  • Talent spotted some very bright learners to join the first 43 township members of IGGY. Three of these learners joined the summer IGGY U which took place at Warwick.
  • Launced the inaugural meeting of IGGY South Africa

Building on success

Building on this success in South Africa and Tanzania, Warwick is now working to create a programme of continuing professional development which can be delivered flexibly to doctors in Mozambique. Warwick Medical School (WMS) has developed a vision, through site visits in spring 2009 and with help from the Faculty of Medicine at University College Mozambique (UCM), to offer sustainable postgraduate medical education in that country. Through collaboration with UCM, course content for a Masters in Clinical Sciences is being developed together with facilities for integrated learning.

None of this work would have been possible without the support of many people. We thank all those who have contributed to the programme. Barclays Capital, the ExPat Foundation, the Supraja Foundation as well as number of individuals have enabled approaching half a million pounds to be collected over the past four years to fund this growing programme.

However, the University would not have been able to use these funds so effectively were it not for the very generous help given by staff at Witswaterand University – especially Karen Clohessy and Shalati Mobunda, Lewis Mxolisi Molefe and Corin Mathews.

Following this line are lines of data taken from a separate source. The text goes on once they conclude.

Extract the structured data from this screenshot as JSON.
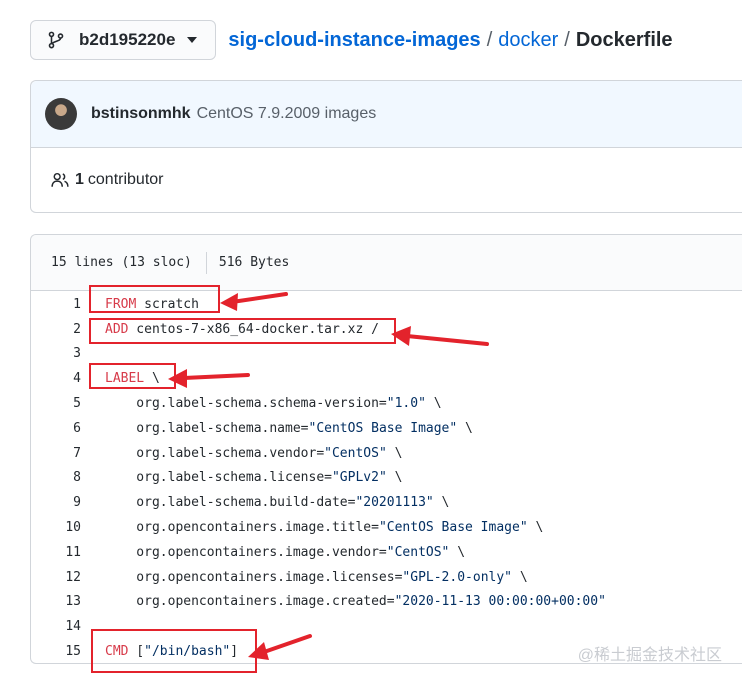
{
  "header": {
    "branch": "b2d195220e",
    "repo": "sig-cloud-instance-images",
    "folder": "docker",
    "file": "Dockerfile",
    "separator": "/"
  },
  "commit": {
    "author": "bstinsonmhk",
    "message": "CentOS 7.9.2009 images"
  },
  "contributors": {
    "count": "1",
    "label": "contributor"
  },
  "file_info": {
    "lines": "15 lines (13 sloc)",
    "size": "516 Bytes"
  },
  "code_lines": [
    {
      "num": "1",
      "kw": "FROM",
      "rest": " scratch"
    },
    {
      "num": "2",
      "kw": "ADD",
      "rest": " centos-7-x86_64-docker.tar.xz /"
    },
    {
      "num": "3",
      "kw": "",
      "rest": ""
    },
    {
      "num": "4",
      "kw": "LABEL",
      "rest": " \\"
    },
    {
      "num": "5",
      "kw": "",
      "rest": "    org.label-schema.schema-version=",
      "str": "\"1.0\"",
      "tail": " \\"
    },
    {
      "num": "6",
      "kw": "",
      "rest": "    org.label-schema.name=",
      "str": "\"CentOS Base Image\"",
      "tail": " \\"
    },
    {
      "num": "7",
      "kw": "",
      "rest": "    org.label-schema.vendor=",
      "str": "\"CentOS\"",
      "tail": " \\"
    },
    {
      "num": "8",
      "kw": "",
      "rest": "    org.label-schema.license=",
      "str": "\"GPLv2\"",
      "tail": " \\"
    },
    {
      "num": "9",
      "kw": "",
      "rest": "    org.label-schema.build-date=",
      "str": "\"20201113\"",
      "tail": " \\"
    },
    {
      "num": "10",
      "kw": "",
      "rest": "    org.opencontainers.image.title=",
      "str": "\"CentOS Base Image\"",
      "tail": " \\"
    },
    {
      "num": "11",
      "kw": "",
      "rest": "    org.opencontainers.image.vendor=",
      "str": "\"CentOS\"",
      "tail": " \\"
    },
    {
      "num": "12",
      "kw": "",
      "rest": "    org.opencontainers.image.licenses=",
      "str": "\"GPL-2.0-only\"",
      "tail": " \\"
    },
    {
      "num": "13",
      "kw": "",
      "rest": "    org.opencontainers.image.created=",
      "str": "\"2020-11-13 00:00:00+00:00\"",
      "tail": ""
    },
    {
      "num": "14",
      "kw": "",
      "rest": ""
    },
    {
      "num": "15",
      "kw": "CMD",
      "rest": " [",
      "str": "\"/bin/bash\"",
      "tail": "]"
    }
  ],
  "watermark": "@稀土掘金技术社区",
  "colors": {
    "link": "#0366d6",
    "keyword": "#d73a49",
    "string": "#032f62",
    "annotation": "#e3232c"
  }
}
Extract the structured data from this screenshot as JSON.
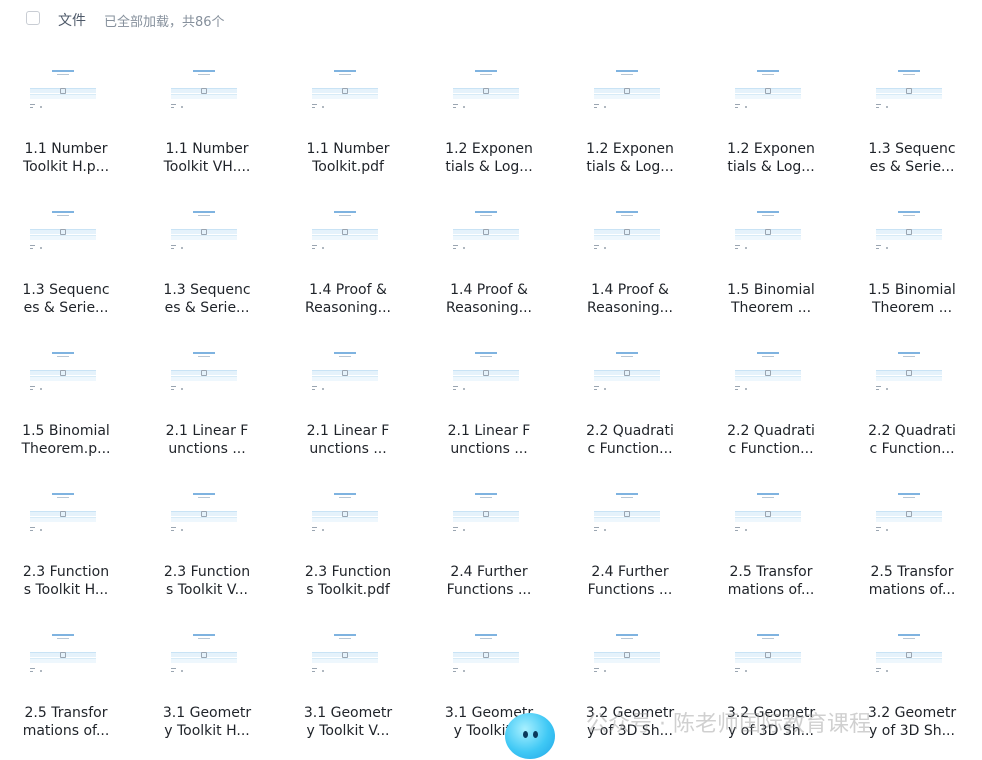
{
  "header": {
    "column_label": "文件",
    "status": "已全部加载，共86个"
  },
  "files": [
    {
      "line1": "1.1 Number",
      "line2": "Toolkit H.p..."
    },
    {
      "line1": "1.1 Number",
      "line2": "Toolkit VH...."
    },
    {
      "line1": "1.1 Number",
      "line2": "Toolkit.pdf"
    },
    {
      "line1": "1.2 Exponen",
      "line2": "tials & Log..."
    },
    {
      "line1": "1.2 Exponen",
      "line2": "tials & Log..."
    },
    {
      "line1": "1.2 Exponen",
      "line2": "tials & Log..."
    },
    {
      "line1": "1.3 Sequenc",
      "line2": "es & Serie..."
    },
    {
      "line1": "1.3 Sequenc",
      "line2": "es & Serie..."
    },
    {
      "line1": "1.3 Sequenc",
      "line2": "es & Serie..."
    },
    {
      "line1": "1.4 Proof &",
      "line2": "Reasoning..."
    },
    {
      "line1": "1.4 Proof &",
      "line2": "Reasoning..."
    },
    {
      "line1": "1.4 Proof &",
      "line2": "Reasoning..."
    },
    {
      "line1": "1.5 Binomial",
      "line2": "Theorem ..."
    },
    {
      "line1": "1.5 Binomial",
      "line2": "Theorem ..."
    },
    {
      "line1": "1.5 Binomial",
      "line2": "Theorem.p..."
    },
    {
      "line1": "2.1 Linear F",
      "line2": "unctions ..."
    },
    {
      "line1": "2.1 Linear F",
      "line2": "unctions ..."
    },
    {
      "line1": "2.1 Linear F",
      "line2": "unctions ..."
    },
    {
      "line1": "2.2 Quadrati",
      "line2": "c Function..."
    },
    {
      "line1": "2.2 Quadrati",
      "line2": "c Function..."
    },
    {
      "line1": "2.2 Quadrati",
      "line2": "c Function..."
    },
    {
      "line1": "2.3 Function",
      "line2": "s Toolkit H..."
    },
    {
      "line1": "2.3 Function",
      "line2": "s Toolkit V..."
    },
    {
      "line1": "2.3 Function",
      "line2": "s Toolkit.pdf"
    },
    {
      "line1": "2.4 Further",
      "line2": "Functions ..."
    },
    {
      "line1": "2.4 Further",
      "line2": "Functions ..."
    },
    {
      "line1": "2.5 Transfor",
      "line2": "mations of..."
    },
    {
      "line1": "2.5 Transfor",
      "line2": "mations of..."
    },
    {
      "line1": "2.5 Transfor",
      "line2": "mations of..."
    },
    {
      "line1": "3.1 Geometr",
      "line2": "y Toolkit H..."
    },
    {
      "line1": "3.1 Geometr",
      "line2": "y Toolkit V..."
    },
    {
      "line1": "3.1 Geometr",
      "line2": "y Toolkit..."
    },
    {
      "line1": "3.2 Geometr",
      "line2": "y of 3D Sh..."
    },
    {
      "line1": "3.2 Geometr",
      "line2": "y of 3D Sh..."
    },
    {
      "line1": "3.2 Geometr",
      "line2": "y of 3D Sh..."
    }
  ],
  "watermark": "公众号 · 陈老师国际教育课程"
}
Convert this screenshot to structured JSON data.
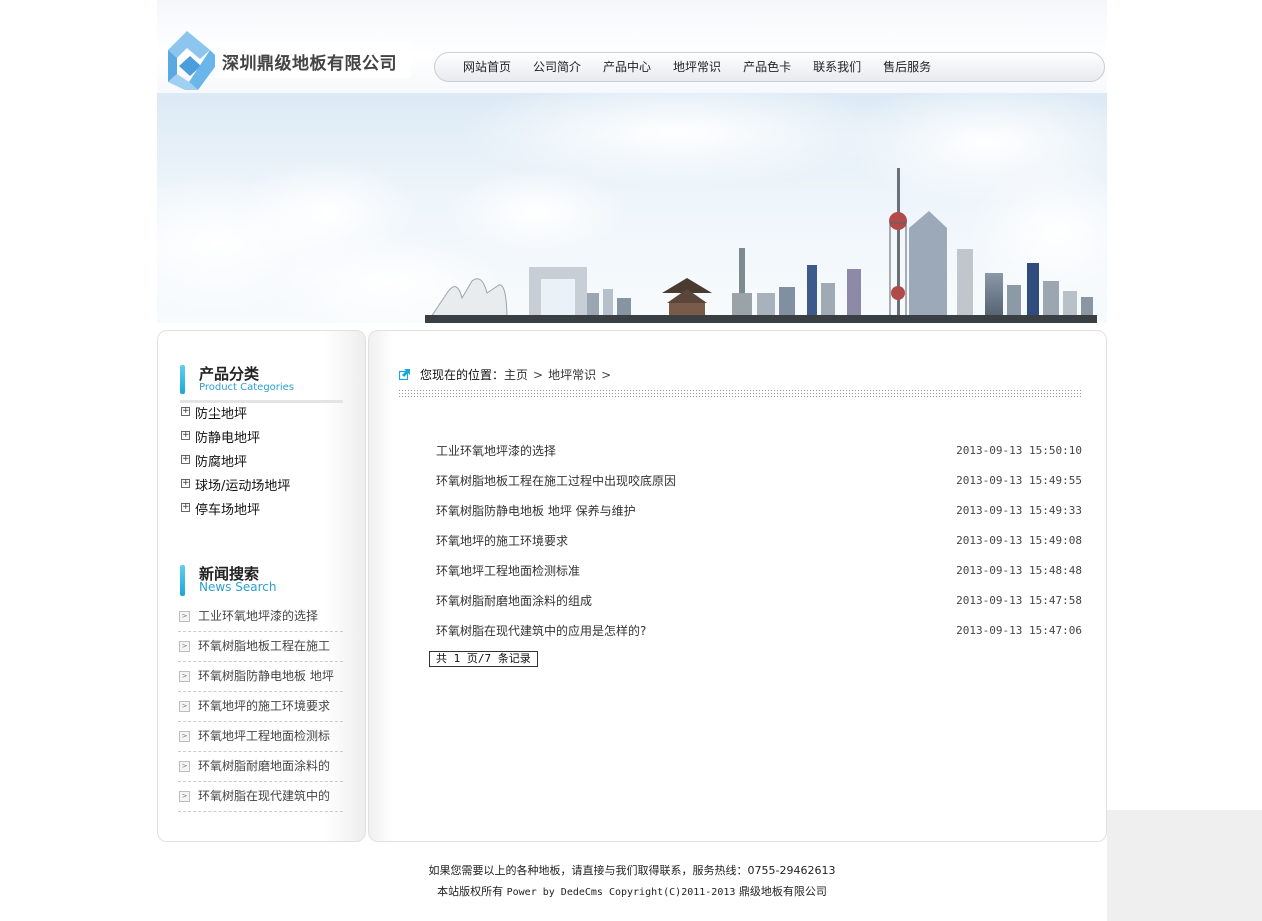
{
  "site": {
    "company_name": "深圳鼎级地板有限公司"
  },
  "nav": {
    "items": [
      "网站首页",
      "公司简介",
      "产品中心",
      "地坪常识",
      "产品色卡",
      "联系我们",
      "售后服务"
    ]
  },
  "sidebar": {
    "categories_title": "产品分类",
    "categories_subtitle": "Product Categories",
    "categories": [
      "防尘地坪",
      "防静电地坪",
      "防腐地坪",
      "球场/运动场地坪",
      "停车场地坪"
    ],
    "news_title": "新闻搜索",
    "news_subtitle": "News Search",
    "news": [
      "工业环氧地坪漆的选择",
      "环氧树脂地板工程在施工",
      "环氧树脂防静电地板 地坪",
      "环氧地坪的施工环境要求",
      "环氧地坪工程地面检测标",
      "环氧树脂耐磨地面涂料的",
      "环氧树脂在现代建筑中的"
    ]
  },
  "breadcrumb": {
    "label": "您现在的位置：",
    "home": "主页",
    "current": "地坪常识",
    "separator": ">"
  },
  "articles": [
    {
      "title": "工业环氧地坪漆的选择",
      "date": "2013-09-13 15:50:10"
    },
    {
      "title": "环氧树脂地板工程在施工过程中出现咬底原因",
      "date": "2013-09-13 15:49:55"
    },
    {
      "title": "环氧树脂防静电地板 地坪 保养与维护",
      "date": "2013-09-13 15:49:33"
    },
    {
      "title": "环氧地坪的施工环境要求",
      "date": "2013-09-13 15:49:08"
    },
    {
      "title": "环氧地坪工程地面检测标准",
      "date": "2013-09-13 15:48:48"
    },
    {
      "title": "环氧树脂耐磨地面涂料的组成",
      "date": "2013-09-13 15:47:58"
    },
    {
      "title": "环氧树脂在现代建筑中的应用是怎样的?",
      "date": "2013-09-13 15:47:06"
    }
  ],
  "pager": {
    "text": "共 1 页/7 条记录"
  },
  "footer": {
    "line1": "如果您需要以上的各种地板，请直接与我们取得联系，服务热线：0755-29462613",
    "line2_prefix": "本站版权所有",
    "line2_power": "Power by DedeCms Copyright(C)2011-2013",
    "line2_company": "鼎级地板有限公司"
  },
  "colors": {
    "accent": "#2a9fd0",
    "logo_blue": "#6ab6ea"
  }
}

In Tanzania, we are indebted to Dr Eugenia Kafanabo, Associate Dean of the Institute of Education, Dar es Salaam University, and our alumnus, Professor Florens Luoga. We thank all the schools for making the Warwick students so welcome, assisting them to maximize the impact of their visits. Special thanks go to alumnus Patrick Dunne for his tireless commitment to the Warwick in Africa Programme and whose energy, personal support and passion have helped the programme to attain so much in such a relatively short time.

Moving forward

Moving forward from here, we have ambitious plans for the Warwick in Africa Programme. We hope to:

  • Secure funding for three to five years to increase the long-term impact of teaching for children in Africa
  • Send each Warwick student for a longer period of time to reinforce the impact of their teaching
  • Increase the average stay for more than 24 students
  • Provide teaching for a school in Kliptown
  • Support the schools in Dar es Salaam to include two PGCE English teachers in each group of 12
  • Offer consultancy to other universities looking to develop teaching projects for other deprived communities
  • Consolidate the IGGY membership in the townships through the provision of accessible opportunities and local meetings
  • Create an IGGY hub in Johannesburg - a safe space with supported access to the web
  • Provide six IGGY scholarships for South African learners and two IGGY scholarships for Tanzanian learners (at £2,500 per scholarship)
  • Organise an IGGY U in Africa
  • Provide a Masters in Clinical Sciences to doctors in Mozambique
  • Use the fifth anniversary of Warwick in Africa on campus in May 2010 to promote further fundraising for the Warwick in Africa Programme to take it to another level again
  • Extend the programme to Ghana. We are considering the viability of setting up a one month teacher training project in August 2010 which Warwick alumni teachers might be able to deliver. If anyone is interested in helping us to consolidate the plans, please contact Mary McGrath

None of this can be achieved without the support of our alumni and friends. If you are interested in finding out how you can make a difference to education in Africa, contact Mary McGrath, Director of Major Gifts (tel: +44 (0) 24 7652 2661 or e-mail mary.mcgrath@warwick.ac.uk